Capt. Jason Merchant, the Company A commander with Task Force Ironman, had said it many times before.
"Afghanistan is a hiding place," Merchant repeated as he trekked up a steep path in the village of Hind Dor, Afghanistan, March 31. He was referring to the unlimited availability of hiding places for weapons and contraband in the rugged terrain features that make up the country. That would soon become apparent.
The Soldiers who followed him, members of the company's 2nd Platoon, were on day six of Operation Promethium Puma, the ground portion of Operation Bull Whip, the largest air assault mission conducted by the 101st Airborne Division, Combined Joint Task Force-101, during their year-long deployment to Afghanistan.
The mission was conducted with air assets from TF Phoenix, a part of the 101st and Soldiers from the Iowa National Guard's 2nd Brigade Combat Team, 34th Infantry Div., Task Force Red Bulls, of which Merchant's Soldiers are a part.
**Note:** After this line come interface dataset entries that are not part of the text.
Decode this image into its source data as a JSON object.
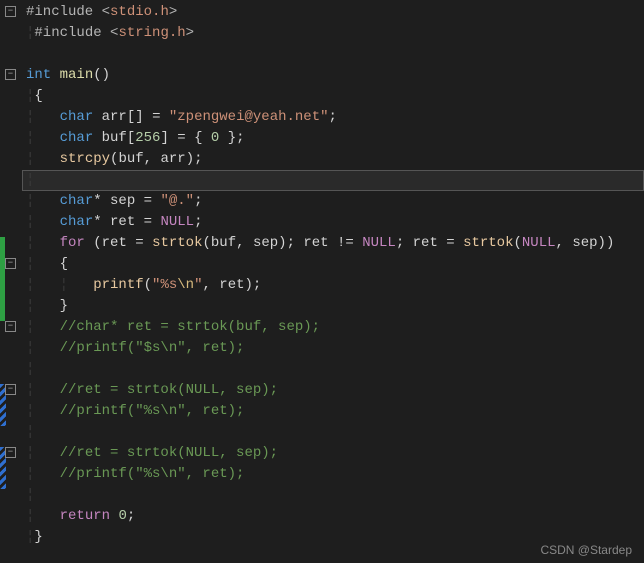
{
  "lines": {
    "l1_pp": "#include",
    "l1_h": "stdio.h",
    "l2_pp": "#include",
    "l2_h": "string.h",
    "l4_type": "int",
    "l4_fn": "main",
    "l6_type": "char",
    "l6_id": "arr",
    "l6_str": "\"zpengwei@yeah.net\"",
    "l7_type": "char",
    "l7_id": "buf",
    "l7_num1": "256",
    "l7_num2": "0",
    "l8_fn": "strcpy",
    "l8_a1": "buf",
    "l8_a2": "arr",
    "l10_type": "char",
    "l10_id": "sep",
    "l10_str": "\"@.\"",
    "l11_type": "char",
    "l11_id": "ret",
    "l11_val": "NULL",
    "l12_for": "for",
    "l12_id1": "ret",
    "l12_fn": "strtok",
    "l12_a1": "buf",
    "l12_a2": "sep",
    "l12_id2": "ret",
    "l12_null": "NULL",
    "l12_id3": "ret",
    "l12_fn2": "strtok",
    "l12_a3": "NULL",
    "l12_a4": "sep",
    "l14_fn": "printf",
    "l14_str1": "\"%s",
    "l14_esc": "\\n",
    "l14_str2": "\"",
    "l14_id": "ret",
    "l16_c": "//char* ret = strtok(buf, sep);",
    "l17_c": "//printf(\"$s\\n\", ret);",
    "l19_c": "//ret = strtok(NULL, sep);",
    "l20_c": "//printf(\"%s\\n\", ret);",
    "l22_c": "//ret = strtok(NULL, sep);",
    "l23_c": "//printf(\"%s\\n\", ret);",
    "l25_kw": "return",
    "l25_num": "0"
  },
  "watermark": "CSDN @Stardep",
  "fold_glyph": "−"
}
Clear the Galuch Valley from north to south was the mission objective, then the Soldiers were to establish a coalition footprint in the area which is a known insurgent stronghold and training area. Second platoon's mission was to eliminate insurgent forces, weapons and bomb-making materials from the valley.
On day six, the platoon's Soldiers, weary, dirty, tired and grisly-faced, were still climbing the mountains in search of their targets.
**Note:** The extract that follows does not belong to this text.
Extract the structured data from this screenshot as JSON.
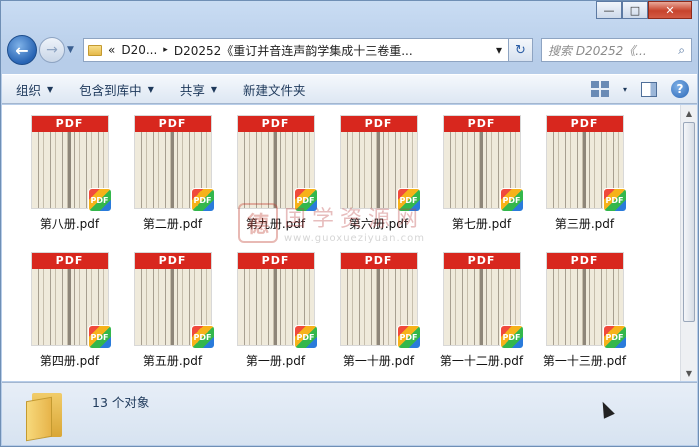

Two other units, one American and one Afghan, twice attempted to secure the valley in the past year, but, due to heavy enemy resistance, had to withdraw.
"The last time the Afghan National Army came in here, they were involved in a big fight and ended up needing to be recovered out of here after taking pretty heavy casualties and losses," said Merchant. "I was anticipating us coming into a pretty heavy fight here in Hind Dor."
But this time, there would be no resistance. Second Platoon, along with several hundred Red Bull and Afghan National Army soldiers air-assaulted into the valley in the early morning hours of March 26, without a shot fired. Though they did not face immediate contact, the platoon stayed alert and vigilant, ready for an attack at any time.
Loaded with an average of about 100 pounds of gear, including: food and water, clothing and survival gear in addition to ammunition and weapons systems, the Soldiers climbed dozens of rock walls leading up to the village of Hind Dor.
Once in the village, the platoon split three ways. One squad pulled security while another, teamed with their Afghan National Army counterparts to search the village. The final squad gathered biometrics information on Afghan occupants.
It didn't take long for the first discovery to be made. At 8:30 a.m., Pfc. Brett Turner, a Task Force Red Bulls forward observer, was walking along the terraces at the edge of the village when he noticed some overhanging rocks that appeared to have been dug under. He asked another Soldier to check it out.
Turner's suspicions paid off. Under the overhang were two armed rocket-propelled grenades. This was the first cache located in the operation.
"It's been a long time coming, after all the walkabouts with the commander," said Turner. "We've walked some pretty high mountains looking for stuff."
The discovery, the first of his career, was an early birthday present for the young Soldier, who turned 24 the next day. The platoon and the Afghan National Army uncovered nearly 20 caches in the valley, which was the most out of all the elements involved in the operation.
The platoon provided perimeter security while the Afghan National Army searched homes in the village. Second Platoon didn't physically enter the villagers' homes, but helped by searching the outside of houses, rock ledges, caves, mountain-fighting positions, bushes and exposed structures. The exception to this rule was the female engagement team, military women who search and interview Afghan women in accordance with Islamic culture.
Turner's cache find was relatively small due to the notable absence of men in Hind Dor. Locals said the insurgency had known for a couple weeks of the pending operation and left the valley.
"We pretty much thought they had grabbed everything they were going to use and got the heck out," said Skyler Moser, an automatic weapon gunner. "We weren't meeting any resistance and we weren't finding anything, so we thought it was all gone."
But it wasn't. A few Soldiers from the platoon, including Staff Sgt. Doug Walwer and his weapon's squad, pushed to a small set of buildings outside the main village. One building was on a hilltop and built up almost like a fort. It was under the building that the alert eyes of the Afghan National Army caught the outline of a rocket. After digging under the building, the Soldiers uncovered eight 57mm rockets.
Five minutes later, the villagers led them into a nearby structure where they found numerous types of explosives, a large chest of foreign army manuals and literature, a spool of copper wire commonly used in the production of improvised explosive devices, artillery shells, magazines, rocket shells, AK-47 and squad automatic machine gun rounds, rocket-propelled heads and other communication and military materials. The Soldiers pulled one item after another from the building.
Not a bad start for day six of Operation Promethium Puma.
Article by Staff Sgt. Ryan C. Matsonm, TF Red Bulls Public Affairs, Sgt. Mike Miller, TF Ironman